Back to AI, a millennial also stands at the center of AI, and his name is also Sam: Sam Altman. When OpenAI opened the floodgates to Chat GPT, a chatbot based on GPT-3, it became the #1 Tech topic. Chat GPT is good, but what makes generative AI so intriguing is not where it is today but that we can see how good it will get in the next 12 months. Other than a lot of crypto coins, there is real utility in AI.
Generative AI can already solve real problems today:
- Chat GPT helps you brainstorm ideas
- Lex unblocks writer’s block
- Byword writes outlines and articles for you
- Jasper creates an article draft
- Stable Diffusion, DALL-E, Canva and others create thumbnails and graphics
Seeing how close we are to using AI in our day-to-day workflows means there is a window of opportunity for current platforms to use their distribution advantage.
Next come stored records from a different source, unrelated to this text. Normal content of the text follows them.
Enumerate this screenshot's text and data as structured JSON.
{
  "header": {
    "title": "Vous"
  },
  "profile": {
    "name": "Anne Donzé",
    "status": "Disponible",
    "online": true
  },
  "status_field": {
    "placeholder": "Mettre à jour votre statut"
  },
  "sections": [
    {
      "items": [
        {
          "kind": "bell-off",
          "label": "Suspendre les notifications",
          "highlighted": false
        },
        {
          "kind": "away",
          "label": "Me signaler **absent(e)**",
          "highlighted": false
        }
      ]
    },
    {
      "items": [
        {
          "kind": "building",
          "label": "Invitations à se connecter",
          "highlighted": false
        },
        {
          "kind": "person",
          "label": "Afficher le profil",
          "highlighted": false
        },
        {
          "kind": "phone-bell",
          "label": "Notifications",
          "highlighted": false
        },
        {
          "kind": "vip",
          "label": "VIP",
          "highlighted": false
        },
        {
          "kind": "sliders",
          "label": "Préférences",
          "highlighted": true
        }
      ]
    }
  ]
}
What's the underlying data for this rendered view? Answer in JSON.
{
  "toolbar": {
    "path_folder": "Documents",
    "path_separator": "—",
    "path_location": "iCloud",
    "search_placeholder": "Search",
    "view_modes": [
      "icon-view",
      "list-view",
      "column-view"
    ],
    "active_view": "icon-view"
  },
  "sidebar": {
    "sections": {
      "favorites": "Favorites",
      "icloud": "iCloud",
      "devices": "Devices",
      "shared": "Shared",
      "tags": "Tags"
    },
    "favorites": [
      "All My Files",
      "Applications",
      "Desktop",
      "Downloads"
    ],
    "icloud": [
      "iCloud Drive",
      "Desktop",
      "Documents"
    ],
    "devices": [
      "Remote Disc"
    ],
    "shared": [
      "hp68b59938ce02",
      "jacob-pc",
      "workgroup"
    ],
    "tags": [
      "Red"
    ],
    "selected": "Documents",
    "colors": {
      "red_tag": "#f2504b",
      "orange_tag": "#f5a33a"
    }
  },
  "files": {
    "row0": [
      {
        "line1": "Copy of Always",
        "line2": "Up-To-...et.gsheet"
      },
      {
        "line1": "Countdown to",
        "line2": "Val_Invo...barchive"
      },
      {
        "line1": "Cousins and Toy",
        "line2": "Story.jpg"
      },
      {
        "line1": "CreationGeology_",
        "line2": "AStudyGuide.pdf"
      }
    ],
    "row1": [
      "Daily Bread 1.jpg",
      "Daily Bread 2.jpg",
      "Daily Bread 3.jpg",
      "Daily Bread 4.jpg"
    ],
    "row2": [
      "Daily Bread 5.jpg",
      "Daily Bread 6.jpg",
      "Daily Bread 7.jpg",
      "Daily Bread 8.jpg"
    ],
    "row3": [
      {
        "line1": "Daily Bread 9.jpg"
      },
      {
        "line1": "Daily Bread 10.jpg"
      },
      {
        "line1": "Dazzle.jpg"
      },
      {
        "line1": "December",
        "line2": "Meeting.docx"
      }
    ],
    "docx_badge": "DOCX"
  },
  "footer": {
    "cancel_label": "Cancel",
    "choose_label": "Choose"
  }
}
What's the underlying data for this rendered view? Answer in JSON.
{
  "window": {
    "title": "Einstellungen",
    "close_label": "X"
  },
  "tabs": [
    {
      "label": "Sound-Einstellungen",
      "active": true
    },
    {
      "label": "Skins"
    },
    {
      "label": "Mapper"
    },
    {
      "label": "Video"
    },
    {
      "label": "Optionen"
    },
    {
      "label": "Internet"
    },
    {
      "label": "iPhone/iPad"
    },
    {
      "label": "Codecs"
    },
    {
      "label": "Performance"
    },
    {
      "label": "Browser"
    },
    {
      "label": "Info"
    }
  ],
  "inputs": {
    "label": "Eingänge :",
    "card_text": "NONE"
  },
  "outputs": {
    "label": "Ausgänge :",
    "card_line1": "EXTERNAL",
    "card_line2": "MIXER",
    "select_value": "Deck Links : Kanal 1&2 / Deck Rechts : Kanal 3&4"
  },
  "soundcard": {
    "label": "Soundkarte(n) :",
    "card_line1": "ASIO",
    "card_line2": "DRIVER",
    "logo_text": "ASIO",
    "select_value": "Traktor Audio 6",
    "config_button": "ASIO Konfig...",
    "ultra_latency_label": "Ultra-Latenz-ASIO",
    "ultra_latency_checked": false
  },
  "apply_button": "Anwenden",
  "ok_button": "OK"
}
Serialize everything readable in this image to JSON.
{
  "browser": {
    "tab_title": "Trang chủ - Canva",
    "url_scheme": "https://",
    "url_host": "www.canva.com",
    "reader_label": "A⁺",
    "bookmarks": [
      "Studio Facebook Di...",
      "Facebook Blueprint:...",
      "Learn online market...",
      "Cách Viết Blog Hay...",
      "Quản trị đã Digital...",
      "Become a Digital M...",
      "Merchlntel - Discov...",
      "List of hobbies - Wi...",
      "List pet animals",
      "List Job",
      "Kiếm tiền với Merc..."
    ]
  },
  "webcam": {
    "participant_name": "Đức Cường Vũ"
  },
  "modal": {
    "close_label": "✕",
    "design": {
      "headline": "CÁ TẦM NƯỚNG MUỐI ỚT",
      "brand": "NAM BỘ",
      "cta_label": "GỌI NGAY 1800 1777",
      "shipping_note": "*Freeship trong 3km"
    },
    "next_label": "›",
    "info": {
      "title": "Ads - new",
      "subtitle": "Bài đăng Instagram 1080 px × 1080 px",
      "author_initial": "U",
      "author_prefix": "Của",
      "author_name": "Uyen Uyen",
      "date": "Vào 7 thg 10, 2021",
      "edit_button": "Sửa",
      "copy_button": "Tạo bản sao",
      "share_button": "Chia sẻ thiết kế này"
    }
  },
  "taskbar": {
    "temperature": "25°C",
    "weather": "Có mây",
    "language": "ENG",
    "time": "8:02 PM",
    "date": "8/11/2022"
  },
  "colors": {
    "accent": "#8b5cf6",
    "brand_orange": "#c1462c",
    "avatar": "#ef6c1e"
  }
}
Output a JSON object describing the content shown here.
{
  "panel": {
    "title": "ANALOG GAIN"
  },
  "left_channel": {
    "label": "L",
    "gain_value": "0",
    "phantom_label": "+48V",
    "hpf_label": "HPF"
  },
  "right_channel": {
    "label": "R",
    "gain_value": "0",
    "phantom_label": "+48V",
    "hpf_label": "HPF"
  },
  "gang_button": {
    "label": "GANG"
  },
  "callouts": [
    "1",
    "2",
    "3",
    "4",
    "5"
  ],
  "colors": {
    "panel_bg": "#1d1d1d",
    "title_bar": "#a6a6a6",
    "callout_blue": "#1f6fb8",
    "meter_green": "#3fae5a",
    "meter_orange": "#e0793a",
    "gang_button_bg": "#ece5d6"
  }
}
Canva was quick to add generative image AI to its platform. Now you can create images with a simple prompt and use them in your marketing collateral. It will be exciting to watch how big platforms like Shopify, WordPress, Adobe and many others integrate AI models.
The important point to understand is that AI doesn’t replace humans; it solves tasks. Shortly after the release of Chat GPT, many Tweets predicted the end of Google Search caused by an AI model that gives an immediate answer, but generative AI is still too expensive and slow for mass adoption. A really good, single answer would be a threat to Google’s business model, but search engines have many benefits over an AI that gives a single answer, like access to vast amounts of data.
What’s the connection between the economic downturn, hardware as a marketing gatekeeper, the changing landscape of social networks, a shifting workforce and generative AI?
A lot of things ended in 2022
- The longest economic growth sprint in history
- The 100% human-generated content era
- The Meta/Alphabet Dynastie
- Social networks as we know them
- Perfect marketing attribution
If 2022 was all about shifts, 2023 must be the year in which we play in a new formation. More in my predictions next week.